## Exercise objective
The data below is to be set down exactly.

[Data — start]

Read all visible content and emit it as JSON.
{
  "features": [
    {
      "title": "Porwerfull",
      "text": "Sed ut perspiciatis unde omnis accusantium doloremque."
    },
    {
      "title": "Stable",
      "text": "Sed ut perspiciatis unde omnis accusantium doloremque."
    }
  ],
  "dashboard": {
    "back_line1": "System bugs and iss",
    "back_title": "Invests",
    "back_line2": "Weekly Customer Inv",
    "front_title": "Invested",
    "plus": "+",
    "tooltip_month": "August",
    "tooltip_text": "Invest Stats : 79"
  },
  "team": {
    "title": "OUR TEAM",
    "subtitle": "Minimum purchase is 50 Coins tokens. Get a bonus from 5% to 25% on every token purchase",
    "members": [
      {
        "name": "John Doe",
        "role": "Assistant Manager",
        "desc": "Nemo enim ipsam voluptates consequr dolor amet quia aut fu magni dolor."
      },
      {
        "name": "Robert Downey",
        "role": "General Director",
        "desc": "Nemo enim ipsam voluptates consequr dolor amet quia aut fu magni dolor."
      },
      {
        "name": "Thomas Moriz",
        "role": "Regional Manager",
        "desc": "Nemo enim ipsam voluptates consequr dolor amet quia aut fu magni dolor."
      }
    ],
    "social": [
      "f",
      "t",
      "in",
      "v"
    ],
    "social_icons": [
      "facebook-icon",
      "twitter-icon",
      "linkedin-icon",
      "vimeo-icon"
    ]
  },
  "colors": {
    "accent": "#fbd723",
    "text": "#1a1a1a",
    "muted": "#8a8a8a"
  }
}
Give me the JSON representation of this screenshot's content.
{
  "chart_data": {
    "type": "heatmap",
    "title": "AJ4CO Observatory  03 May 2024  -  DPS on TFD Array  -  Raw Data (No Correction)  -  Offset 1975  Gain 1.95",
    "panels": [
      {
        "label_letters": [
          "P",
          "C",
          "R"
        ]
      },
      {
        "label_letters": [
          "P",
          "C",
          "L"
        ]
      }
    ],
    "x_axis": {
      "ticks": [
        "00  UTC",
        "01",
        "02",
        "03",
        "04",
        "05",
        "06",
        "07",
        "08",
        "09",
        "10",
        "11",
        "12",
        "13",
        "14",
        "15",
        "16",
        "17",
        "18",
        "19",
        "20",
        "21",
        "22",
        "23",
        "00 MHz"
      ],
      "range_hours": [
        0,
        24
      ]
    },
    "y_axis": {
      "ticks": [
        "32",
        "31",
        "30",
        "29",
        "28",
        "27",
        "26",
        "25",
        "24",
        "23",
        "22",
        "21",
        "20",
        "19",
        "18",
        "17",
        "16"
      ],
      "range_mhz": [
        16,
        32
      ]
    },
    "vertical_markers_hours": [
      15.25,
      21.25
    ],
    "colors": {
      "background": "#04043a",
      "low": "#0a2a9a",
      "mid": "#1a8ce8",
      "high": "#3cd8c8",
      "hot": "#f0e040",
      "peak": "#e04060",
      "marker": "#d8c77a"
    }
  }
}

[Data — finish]

## Answer to this task
Read all visible content and emit it as JSON.
{
  "features": [
    {
      "title": "Porwerfull",
      "text": "Sed ut perspiciatis unde omnis accusantium doloremque."
    },
    {
      "title": "Stable",
      "text": "Sed ut perspiciatis unde omnis accusantium doloremque."
    }
  ],
  "dashboard": {
    "back_line1": "System bugs and iss",
    "back_title": "Invests",
    "back_line2": "Weekly Customer Inv",
    "front_title": "Invested",
    "plus": "+",
    "tooltip_month": "August",
    "tooltip_text": "Invest Stats : 79"
  },
  "team": {
    "title": "OUR TEAM",
    "subtitle": "Minimum purchase is 50 Coins tokens. Get a bonus from 5% to 25% on every token purchase",
    "members": [
      {
        "name": "John Doe",
        "role": "Assistant Manager",
        "desc": "Nemo enim ipsam voluptates consequr dolor amet quia aut fu magni dolor."
      },
      {
        "name": "Robert Downey",
        "role": "General Director",
        "desc": "Nemo enim ipsam voluptates consequr dolor amet quia aut fu magni dolor."
      },
      {
        "name": "Thomas Moriz",
        "role": "Regional Manager",
        "desc": "Nemo enim ipsam voluptates consequr dolor amet quia aut fu magni dolor."
      }
    ],
    "social": [
      "f",
      "t",
      "in",
      "v"
    ],
    "social_icons": [
      "facebook-icon",
      "twitter-icon",
      "linkedin-icon",
      "vimeo-icon"
    ]
  },
  "colors": {
    "accent": "#fbd723",
    "text": "#1a1a1a",
    "muted": "#8a8a8a"
  }
}
Give me the JSON representation of this screenshot's content.
{
  "chart_data": {
    "type": "heatmap",
    "title": "AJ4CO Observatory  03 May 2024  -  DPS on TFD Array  -  Raw Data (No Correction)  -  Offset 1975  Gain 1.95",
    "panels": [
      {
        "label_letters": [
          "P",
          "C",
          "R"
        ]
      },
      {
        "label_letters": [
          "P",
          "C",
          "L"
        ]
      }
    ],
    "x_axis": {
      "ticks": [
        "00  UTC",
        "01",
        "02",
        "03",
        "04",
        "05",
        "06",
        "07",
        "08",
        "09",
        "10",
        "11",
        "12",
        "13",
        "14",
        "15",
        "16",
        "17",
        "18",
        "19",
        "20",
        "21",
        "22",
        "23",
        "00 MHz"
      ],
      "range_hours": [
        0,
        24
      ]
    },
    "y_axis": {
      "ticks": [
        "32",
        "31",
        "30",
        "29",
        "28",
        "27",
        "26",
        "25",
        "24",
        "23",
        "22",
        "21",
        "20",
        "19",
        "18",
        "17",
        "16"
      ],
      "range_mhz": [
        16,
        32
      ]
    },
    "vertical_markers_hours": [
      15.25,
      21.25
    ],
    "colors": {
      "background": "#04043a",
      "low": "#0a2a9a",
      "mid": "#1a8ce8",
      "high": "#3cd8c8",
      "hot": "#f0e040",
      "peak": "#e04060",
      "marker": "#d8c77a"
    }
  }
}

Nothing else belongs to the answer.